21 February – 26 August 2012
Wanna Play! combines a retrospective view of a fine and original tradition within Danish art – art playgrounds in the public space – with an experimental approach to exhibition practices, specifically in the form of a giant indoor playground created by six artists in the museum’s top floor. We have long held a fond wish to unite these two elements in a single exhibition. Indeed, the museum was well equipped for the task; as regards the history of the subject KØS already owned sketches and models, created by artists such as William Fridericia, for the historic amusement park Tivoli’s artist playground Tivolaj (1958, no longer exists).

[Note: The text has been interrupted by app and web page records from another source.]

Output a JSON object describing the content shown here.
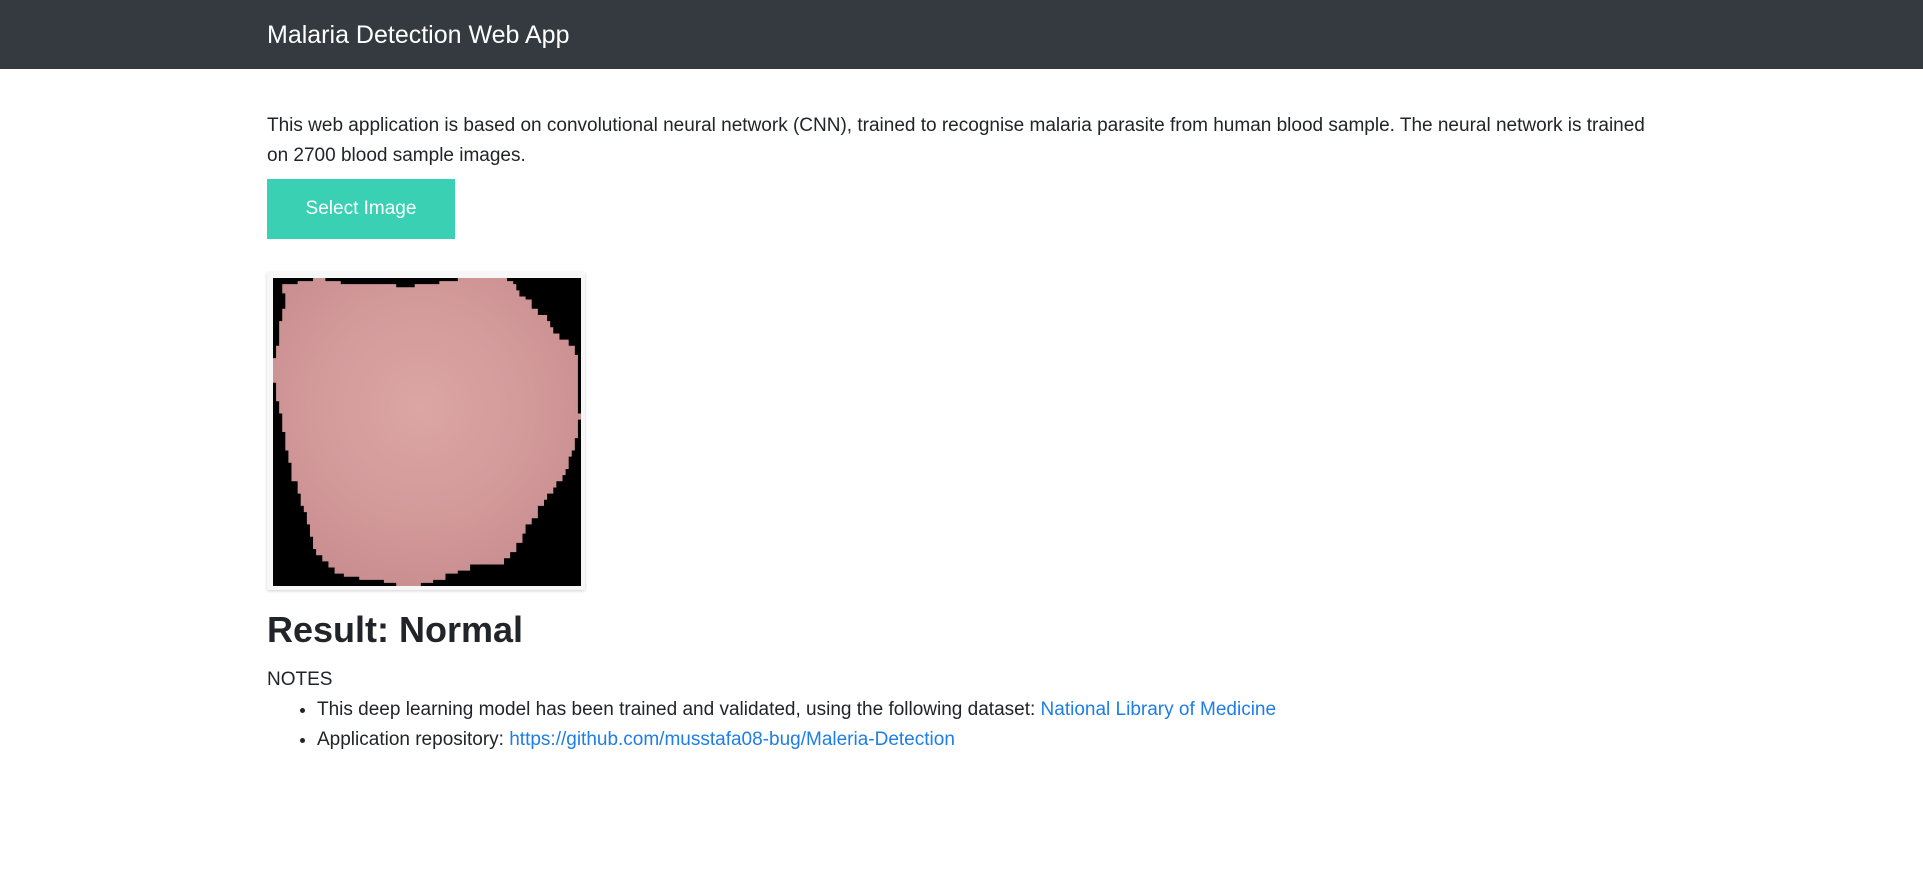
{
  "navbar": {
    "brand": "Malaria Detection Web App"
  },
  "main": {
    "intro_text": "This web application is based on convolutional neural network (CNN), trained to recognise malaria parasite from human blood sample. The neural network is trained on 2700 blood sample images.",
    "select_button_label": "Select Image",
    "preview_image": {
      "icon": "blood-cell-image",
      "cell_color": "#d39a9a",
      "background_color": "#000000"
    },
    "result_text": "Result: Normal",
    "notes_label": "NOTES",
    "notes": [
      {
        "text": "This deep learning model has been trained and validated, using the following dataset: ",
        "link_text": "National Library of Medicine"
      },
      {
        "text": "Application repository: ",
        "link_text": "https://github.com/musstafa08-bug/Maleria-Detection"
      }
    ]
  },
  "colors": {
    "navbar_bg": "#343a40",
    "button_bg": "#3ad0b3",
    "link": "#1e7ee8"
  }
}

In 2011 the museum’s collections saw the addition of models for Randi & Katrine’s art playground in the Nikolaj Square in Copenhagen. However, we were confident that the subject offered an even greater potential wealth of material, and we are very pleased to have unearthed much of it – e.g. about Tivolaj, where we found additional materials through Torsten Johansson’s family. Johansson was the creative mind behind the sculptural, vividly yellow slide in this innovative playground setting. The exhibition also shows materials documenting Palle Nielsen’s groundbreaking project from 1968: a giant indoor playground at the Moderna Museet in Stockholm. Kerstin Bergendal and the artists’ group Konvoj are also featured in the exhibition. By juxtaposing materials documenting the playground projects created by Bergendal and Konvoj we focus on how artists employ relational practises when creating playgrounds.
WANNA PLAY! looks at how restrictions and rules makes it difficult to create truly wild, artistic playgrounds. Many of us remember the special thrill of that really good slide, the sensational see-saw, and so on, but times have changed: gone are the days of innocence where children could scamper around junk playgrounds, mount swings without having special safety surfaces underneath, etc. Today we are preoccupied with rules and regulations, with the letter of the law and the potential liabilities associated with any mishaps; all this is an impediment to establishing ”wild” playgrounds.Nevertheless, the issue is highly topical in connection with the City of Copenhagen’s project Plads Til Leg (literally “Grounds for Play”), which encompasses five art playgrounds so far, created by Randi & Katrine, Nina Saunders, Peter Land, Eva Steen Christensen, and Tanja Rau, respectively.
At KØS, we firmly believe that an exhibition such as this should fuse historical analysis and retrospection with opportunities for playing here and now. We wish to extend our warm thanks to the six artists who have created play-elements for the exhibition: Anders Bonnesen, Camilla Berner, Andreas Schulenburg, Vibe Bredahl, Hannah Heilmann, and Anna Maria Helgadottir. Thanks are also due to Fantasileg ApS, who acted as safety consultants for the exhibition.
Photo: Erling Lykke Jeppesen